Memory Lane is a new series of blog posts about having fun tinkering with various games in ways the developers didn’t intend, primarily through the use of memory editors but also through exploiting other interesting mechanics.
In simple terms, memory editing follows a loop of examining the state of something in memory, changing something, then examining that state again. The aim is usually to pinpoint a particular value stored in memory – so that you can change it.
As an example, imagine you’ve got $3410 of in-game currency and you’d like to have more. However, in this example there are dozens (or even hundreds or thousands) of regions of memory that have some variation of “3410” in them, so simply searching for that number directly doesn’t work.
Instead, you can search for all regions of memory that have “3410” in them, and store that list. Then, you can spend or gain some currency to change the number – and go back and search through the list you stored earlier. Suddenly the number of potential matches shrinks dramatically.
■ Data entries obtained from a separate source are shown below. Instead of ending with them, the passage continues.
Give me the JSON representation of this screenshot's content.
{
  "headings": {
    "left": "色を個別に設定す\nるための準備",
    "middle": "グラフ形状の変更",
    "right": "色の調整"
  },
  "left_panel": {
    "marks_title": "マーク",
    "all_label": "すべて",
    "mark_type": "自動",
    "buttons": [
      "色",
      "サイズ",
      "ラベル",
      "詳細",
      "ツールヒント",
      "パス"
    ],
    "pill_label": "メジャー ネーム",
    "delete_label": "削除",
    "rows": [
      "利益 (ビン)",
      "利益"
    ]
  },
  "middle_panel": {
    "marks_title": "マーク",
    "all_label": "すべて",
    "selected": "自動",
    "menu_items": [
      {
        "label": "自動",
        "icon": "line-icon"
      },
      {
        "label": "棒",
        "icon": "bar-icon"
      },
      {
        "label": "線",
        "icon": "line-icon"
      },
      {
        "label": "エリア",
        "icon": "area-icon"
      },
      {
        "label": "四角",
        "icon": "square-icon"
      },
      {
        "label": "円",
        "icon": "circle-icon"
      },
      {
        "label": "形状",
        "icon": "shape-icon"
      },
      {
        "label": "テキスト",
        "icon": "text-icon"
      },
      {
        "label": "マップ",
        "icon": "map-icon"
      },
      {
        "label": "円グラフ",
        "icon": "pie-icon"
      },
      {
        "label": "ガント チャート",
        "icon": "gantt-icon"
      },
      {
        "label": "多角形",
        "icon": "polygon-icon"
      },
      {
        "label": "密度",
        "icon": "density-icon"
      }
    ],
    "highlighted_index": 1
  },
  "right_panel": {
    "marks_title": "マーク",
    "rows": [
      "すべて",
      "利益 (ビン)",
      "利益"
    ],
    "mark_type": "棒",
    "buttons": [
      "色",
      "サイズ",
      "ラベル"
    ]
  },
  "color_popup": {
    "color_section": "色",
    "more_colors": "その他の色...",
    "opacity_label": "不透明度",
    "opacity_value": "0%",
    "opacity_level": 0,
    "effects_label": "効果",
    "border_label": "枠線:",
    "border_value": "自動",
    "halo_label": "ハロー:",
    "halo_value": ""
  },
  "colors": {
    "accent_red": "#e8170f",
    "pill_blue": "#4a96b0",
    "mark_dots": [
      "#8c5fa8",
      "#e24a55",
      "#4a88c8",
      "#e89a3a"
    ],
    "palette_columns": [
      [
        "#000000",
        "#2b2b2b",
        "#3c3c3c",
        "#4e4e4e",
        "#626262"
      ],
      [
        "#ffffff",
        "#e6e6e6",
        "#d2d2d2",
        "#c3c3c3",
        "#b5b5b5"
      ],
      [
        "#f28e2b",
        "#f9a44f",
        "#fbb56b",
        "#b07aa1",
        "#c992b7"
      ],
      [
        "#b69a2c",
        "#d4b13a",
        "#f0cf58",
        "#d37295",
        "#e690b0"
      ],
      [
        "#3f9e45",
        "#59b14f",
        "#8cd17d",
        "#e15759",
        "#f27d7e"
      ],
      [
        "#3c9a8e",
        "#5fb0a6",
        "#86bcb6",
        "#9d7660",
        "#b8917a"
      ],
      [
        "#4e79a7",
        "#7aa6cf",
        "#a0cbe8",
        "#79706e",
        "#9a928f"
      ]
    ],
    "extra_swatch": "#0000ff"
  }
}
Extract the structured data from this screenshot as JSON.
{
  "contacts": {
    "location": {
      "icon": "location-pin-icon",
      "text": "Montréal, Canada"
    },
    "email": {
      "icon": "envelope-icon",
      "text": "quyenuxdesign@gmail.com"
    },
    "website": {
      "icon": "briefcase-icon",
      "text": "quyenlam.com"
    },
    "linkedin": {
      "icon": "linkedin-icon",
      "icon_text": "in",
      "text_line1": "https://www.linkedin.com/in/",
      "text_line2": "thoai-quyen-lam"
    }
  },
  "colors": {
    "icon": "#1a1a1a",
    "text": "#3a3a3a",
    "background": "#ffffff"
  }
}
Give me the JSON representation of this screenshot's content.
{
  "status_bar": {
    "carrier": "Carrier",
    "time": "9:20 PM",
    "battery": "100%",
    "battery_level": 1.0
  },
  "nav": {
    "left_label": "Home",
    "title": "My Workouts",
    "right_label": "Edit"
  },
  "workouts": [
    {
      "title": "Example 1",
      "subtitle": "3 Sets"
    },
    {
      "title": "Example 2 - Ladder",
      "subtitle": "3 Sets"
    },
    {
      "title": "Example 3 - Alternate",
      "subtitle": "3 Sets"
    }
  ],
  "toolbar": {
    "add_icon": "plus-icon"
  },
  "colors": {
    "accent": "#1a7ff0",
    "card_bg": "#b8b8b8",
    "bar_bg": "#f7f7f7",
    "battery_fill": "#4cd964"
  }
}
Repeat the process a few times and you’ll probably find what you’re after. Once you’ve pinpointed a specific memory address, you can then change its contents as needed.
If you’re familiar with tools like the GameShark and Game Genie, they work on a similar principle. They are essentially just memory editors. When you use GameShark or Game Genie “codes” in most cases you are actually just picking a region of memory and changing the values stored within it. Codes that require multiple lines are making multiple edits.
“Finding” GameShark codes involves examining the memory structure of a game, whether directly (by examining the code) or indirectly (making changes and then examining state, as described earlier). This is much easier to do with older game consoles, where the memory layout is consistent.
I will be using a memory editor for Android called GameGuardian, but I will stop short of recommending it – or any other particular tool, for that matter. It’s very easy to end up in trouble when working with apps that live outside of the Google Play Store, and particular caution should be taken when dealing with apps that need root access such as memory editors. Caveat emptor and all that jazz.
We’ll mostly be focusing on single-player games for a number of reasons. Most importantly, cheating in multiplayer games is stupid unless you’re playing with people that are also cheating (or at the very least are okay with you cheating). Secondly, in most cases it’s harder to cheat in multiplayer games and overall a lot less rewarding.
My weapon of choice for Memory Lane is the Xiaomi Mi Pad 4, running the Pixel Experience custom firmware. It’s modified with the usual stuff – such as Magisk – to allow me root access and other niceties such as having relatively up-to-date security patches compared with the original firmware.
It does currently pass SafetyNet, which is Google’s framework for detecting modified devices. I don’t expect that to last, but it’s handy for now - it’s very convenient to have access to Netflix and Stan and some games require SafetyNet to work (or more precisely, will refuse to start on a device that fails the SafetyNet checks).
I’ve got a few ideas for material for the series – plenty of games that are vulnerable to being poked by memory editors and other exploits. One interesting aspect of game hacking I’d like to explore in this series comes in the form of cheat protection – game developers battling potential cheaters by making it harder to successfully perform editing and other hacks. This can take many forms.
One of my favourite things to do is to find ways around that protection, or things the developer simply didn’t think of. Who knows – maybe if this series gets popular enough, the developers will learn from these posts and patch things up further.
The first proper post of the series is coming soon and will explore the game “Hill Climb Racing”.